The company has not acknowledged any wrongdoing in the settlement.
The movement to build a class started in April 2010, when Charlene Gallion filed a lawsuit against Apple in U.S. District Court. She and her attorneys proposed that they represent all purchasers of iPhones and iPod Touches in the country.
Apple's former liquid damage policy was changed around December 2009 for iPhone and June 2010 for the iPod Touch. The company then said that a warranty claim should not be denied based solely on a triggered headphone jack or dock liquid contact indicator.
Fazio said the issue with Apple's former policies was that company employees would allegedly base the decision to repair or replace a device based on the indicator without fully inspecting the device.
"If then they find after inspecting them internally, as we allege they should have done from the beginning, they find water damage, frankly, we don't find anything wrong with it," Fazio said.
Now, company employees first ask customers if a device has been damaged by water, then inspect the device, Fazio said.
So far, Fazio said, there are about 150,000 identifiable people who are a part of the class.
"They'll remember. I guarantee it," Fazio said of the potential claimants. "People who spend that much on a device and have to buy another one for reasons they don't believe were valid -- they tend to remember."
Fazio said his team already has contact information for about 130,000 class members. Those Apple customers will not have to submit a claim for reimbursement from the settlement fund and will receive a check, unless they opt out of the settlement class.
Depending on the final number of claims, people could receive about $200 from the $53 million settlement. If the fund is not fully utilized by claimants, the remaining funds will go to non-profit groups and consumer organizations, Fazio said.
Public records show that the agreement was filed on Tuesday, after an initial copy of Apple's agreement was leaked by Wired last month.
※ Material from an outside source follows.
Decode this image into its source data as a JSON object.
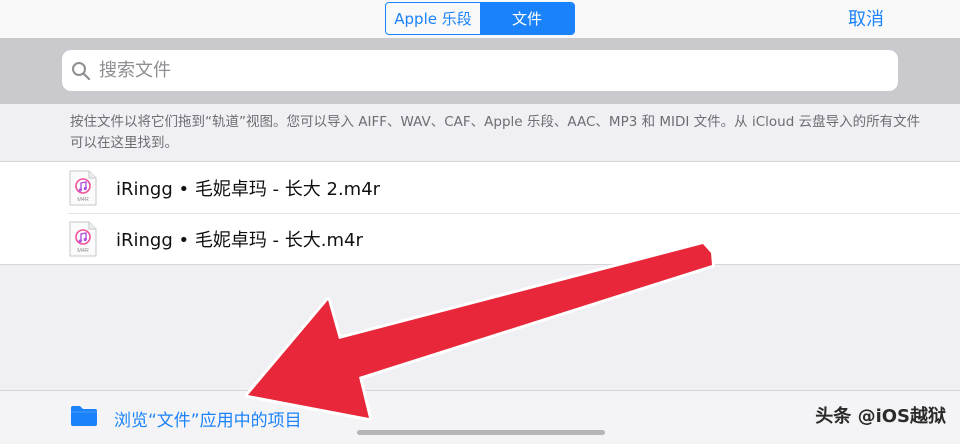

According to the document, "liquid contact indicator" is the name Apple used from Dec. 22, 2009 to describe a water contact indicator tape it purchased from the 3M Company and installed in iPhone 3G and iPhone 3GS.
"They weren't designed to detect damage to an electronic device," Fazio said of the indicators. "What they were designed to do is alert a company that there may be a problem. And if they saw that, opened the device and inspected it and actually found a problem, we wouldn't have filed suit."